++++ Provided material ++++

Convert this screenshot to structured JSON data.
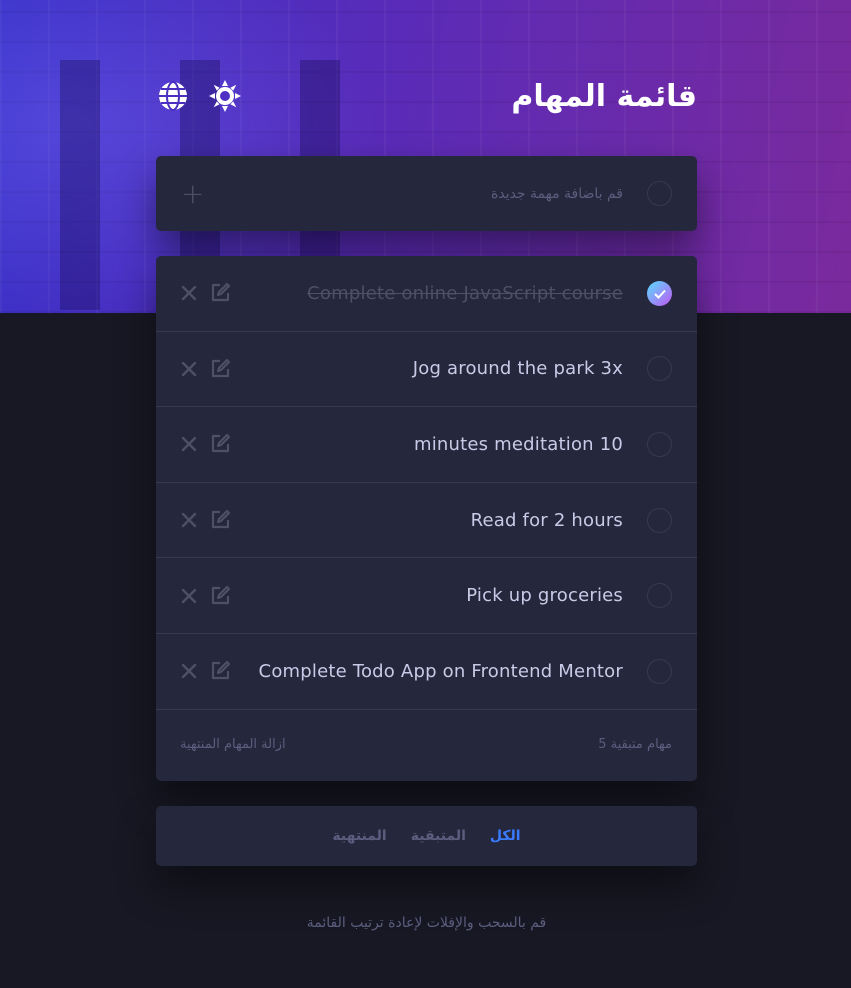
{
  "header": {
    "title": "قائمة المهام",
    "language_icon": "globe-icon",
    "theme_icon": "sun-icon"
  },
  "new_task": {
    "placeholder": "قم باضافة مهمة جديدة",
    "add_icon": "plus-icon"
  },
  "tasks": [
    {
      "text": "Complete online JavaScript course",
      "completed": true
    },
    {
      "text": "Jog around the park 3x",
      "completed": false
    },
    {
      "text": "minutes meditation 10",
      "completed": false
    },
    {
      "text": "Read for 2 hours",
      "completed": false
    },
    {
      "text": "Pick up groceries",
      "completed": false
    },
    {
      "text": "Complete Todo App on Frontend Mentor",
      "completed": false
    }
  ],
  "footer": {
    "items_left": "5 مهام متبقية",
    "clear_completed": "ازالة المهام المنتهية"
  },
  "filters": {
    "all": "الكل",
    "active": "المتبقية",
    "completed": "المنتهية",
    "selected": "all"
  },
  "hint": "قم بالسحب والإفلات لإعادة ترتيب القائمة",
  "colors": {
    "accent": "#3a7bfd",
    "card": "#25273c",
    "background": "#181824",
    "check_gradient_start": "#57ddff",
    "check_gradient_end": "#c058f3"
  }
}
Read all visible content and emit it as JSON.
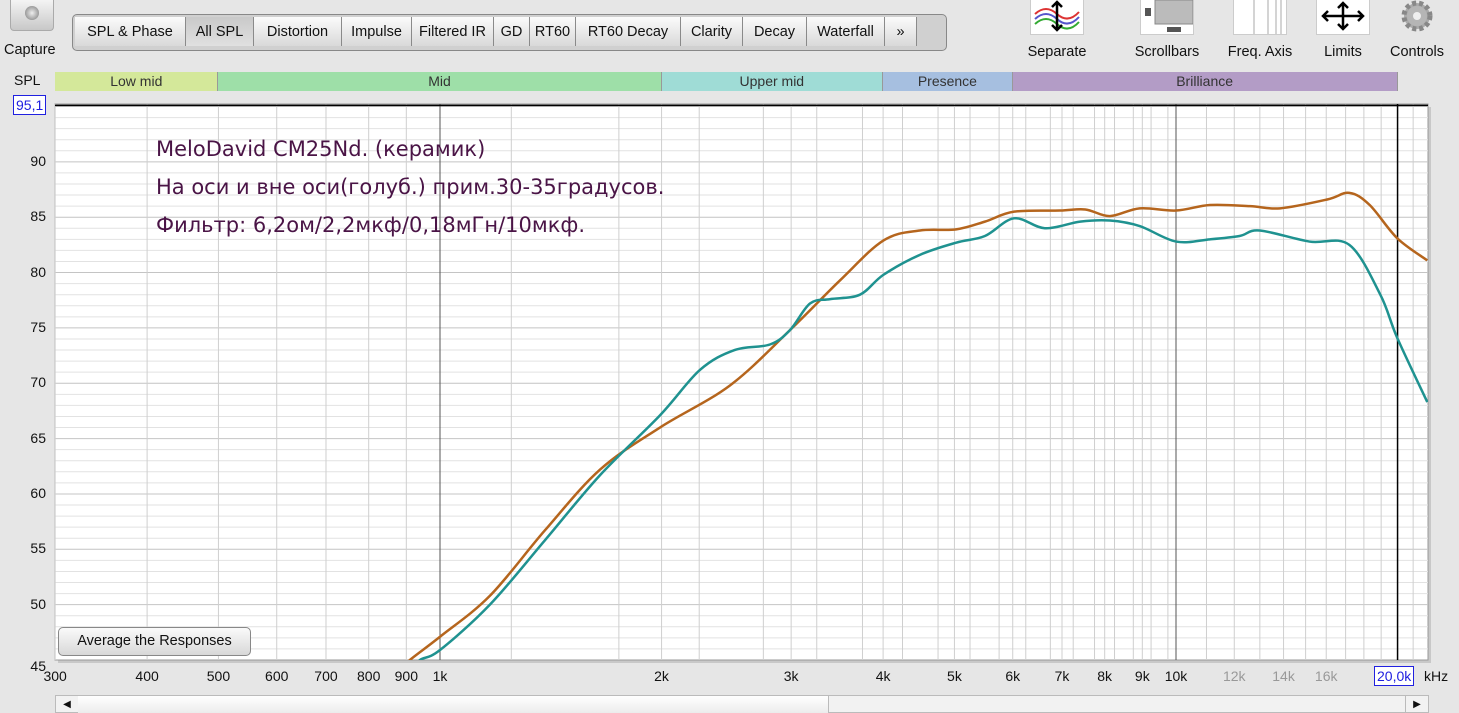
{
  "toolbar": {
    "capture_label": "Capture",
    "tabs": [
      "SPL & Phase",
      "All SPL",
      "Distortion",
      "Impulse",
      "Filtered IR",
      "GD",
      "RT60",
      "RT60 Decay",
      "Clarity",
      "Decay",
      "Waterfall",
      "»"
    ],
    "active_tab": "All SPL",
    "tools": [
      {
        "label": "Separate",
        "icon": "separate-traces-icon"
      },
      {
        "label": "Scrollbars",
        "icon": "scrollbars-icon"
      },
      {
        "label": "Freq. Axis",
        "icon": "freq-axis-icon"
      },
      {
        "label": "Limits",
        "icon": "limits-arrows-icon"
      },
      {
        "label": "Controls",
        "icon": "gear-icon"
      }
    ]
  },
  "bands": [
    {
      "label": "Low mid",
      "from": 300,
      "to": 500,
      "color": "#d4e89a"
    },
    {
      "label": "Mid",
      "from": 500,
      "to": 2000,
      "color": "#9edfa8"
    },
    {
      "label": "Upper mid",
      "from": 2000,
      "to": 4000,
      "color": "#9fdcd6"
    },
    {
      "label": "Presence",
      "from": 4000,
      "to": 6000,
      "color": "#a6bfe0"
    },
    {
      "label": "Brilliance",
      "from": 6000,
      "to": 20000,
      "color": "#b39cc6"
    }
  ],
  "annotation": [
    "MeloDavid CM25Nd. (керамик)",
    "На оси и вне оси(голуб.) прим.30-35градусов.",
    "Фильтр: 6,2ом/2,2мкф/0,18мГн/10мкф."
  ],
  "average_button": "Average the Responses",
  "cursor": {
    "spl_label": "95,1",
    "freq_label": "20,0k",
    "spl": 95.1,
    "freq": 20000
  },
  "chart_data": {
    "type": "line",
    "ylabel": "SPL",
    "xunit": "kHz",
    "xscale": "log",
    "xlim": [
      300,
      22000
    ],
    "ylim": [
      45,
      95.1
    ],
    "grid": true,
    "yticks": [
      45,
      50,
      55,
      60,
      65,
      70,
      75,
      80,
      85,
      90
    ],
    "xticks": [
      {
        "v": 300,
        "label": "300"
      },
      {
        "v": 400,
        "label": "400"
      },
      {
        "v": 500,
        "label": "500"
      },
      {
        "v": 600,
        "label": "600"
      },
      {
        "v": 700,
        "label": "700"
      },
      {
        "v": 800,
        "label": "800"
      },
      {
        "v": 900,
        "label": "900"
      },
      {
        "v": 1000,
        "label": "1k"
      },
      {
        "v": 2000,
        "label": "2k"
      },
      {
        "v": 3000,
        "label": "3k"
      },
      {
        "v": 4000,
        "label": "4k"
      },
      {
        "v": 5000,
        "label": "5k"
      },
      {
        "v": 6000,
        "label": "6k"
      },
      {
        "v": 7000,
        "label": "7k"
      },
      {
        "v": 8000,
        "label": "8k"
      },
      {
        "v": 9000,
        "label": "9k"
      },
      {
        "v": 10000,
        "label": "10k"
      },
      {
        "v": 12000,
        "label": "12k",
        "dim": true
      },
      {
        "v": 14000,
        "label": "14k",
        "dim": true
      },
      {
        "v": 16000,
        "label": "16k",
        "dim": true
      }
    ],
    "series": [
      {
        "color": "#b5651d",
        "x": [
          880,
          910,
          1000,
          1169,
          1388,
          1650,
          1990,
          2477,
          2989,
          3496,
          4005,
          4488,
          5027,
          5500,
          6026,
          6955,
          7530,
          8130,
          8925,
          10000,
          11120,
          12600,
          13850,
          16050,
          17200,
          18330,
          19980,
          21950
        ],
        "y": [
          44,
          45,
          47.1,
          50.8,
          56.7,
          62.2,
          66,
          69.8,
          74.8,
          79.3,
          82.9,
          83.8,
          83.9,
          84.6,
          85.5,
          85.6,
          85.7,
          85.1,
          85.8,
          85.6,
          86.1,
          86,
          85.8,
          86.6,
          87.2,
          86.1,
          83.1,
          81.1
        ]
      },
      {
        "color": "#1f9290",
        "x": [
          910,
          939,
          1000,
          1169,
          1388,
          1650,
          1990,
          2255,
          2513,
          2807,
          2989,
          3182,
          3389,
          3720,
          4005,
          4488,
          5027,
          5500,
          6026,
          6634,
          7410,
          8130,
          8925,
          10000,
          11120,
          12200,
          12990,
          15180,
          17200,
          18950,
          19980,
          21950
        ],
        "y": [
          44,
          45,
          45.9,
          50,
          55.8,
          61.7,
          67.1,
          71.2,
          73,
          73.5,
          74.8,
          77.2,
          77.6,
          78,
          79.8,
          81.6,
          82.7,
          83.3,
          84.9,
          84,
          84.6,
          84.7,
          84.2,
          82.8,
          83,
          83.3,
          83.8,
          82.8,
          82.5,
          78,
          74.1,
          68.3
        ]
      }
    ]
  }
}
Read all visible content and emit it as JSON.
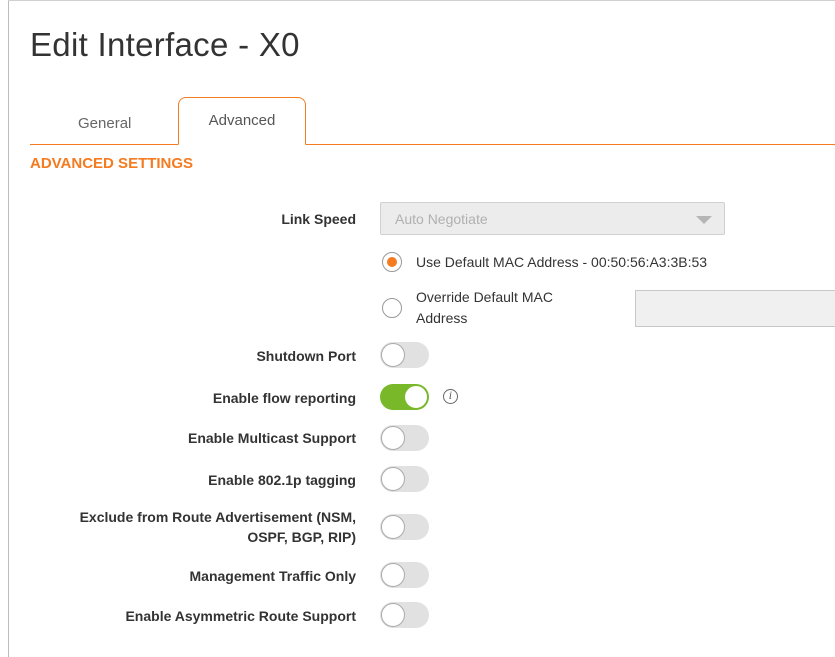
{
  "title": "Edit Interface - X0",
  "tabs": [
    {
      "label": "General",
      "active": false
    },
    {
      "label": "Advanced",
      "active": true
    }
  ],
  "section_title": "ADVANCED SETTINGS",
  "link_speed": {
    "label": "Link Speed",
    "value": "Auto Negotiate"
  },
  "mac": {
    "default_option": "Use Default MAC Address - 00:50:56:A3:3B:53",
    "override_option_line1": "Override Default MAC",
    "override_option_line2": "Address",
    "selected": "default",
    "override_value": ""
  },
  "toggles": [
    {
      "label": "Shutdown Port",
      "on": false
    },
    {
      "label": "Enable flow reporting",
      "on": true
    },
    {
      "label": "Enable Multicast Support",
      "on": false
    },
    {
      "label": "Enable 802.1p tagging",
      "on": false
    },
    {
      "label_line1": "Exclude from Route Advertisement (NSM,",
      "label_line2": "OSPF, BGP, RIP)",
      "on": false
    },
    {
      "label": "Management Traffic Only",
      "on": false
    },
    {
      "label": "Enable Asymmetric Route Support",
      "on": false
    }
  ],
  "icons": {
    "info": "info-icon",
    "dropdown": "chevron-down-icon"
  },
  "colors": {
    "accent": "#f47b20",
    "toggle_on": "#79b829",
    "toggle_off": "#e1e1e1"
  }
}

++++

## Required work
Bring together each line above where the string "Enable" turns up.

## Worked solution
      "label": "Enable flow reporting",
      "label": "Enable Multicast Support",
      "label": "Enable 802.1p tagging",
      "label": "Enable Asymmetric Route Support",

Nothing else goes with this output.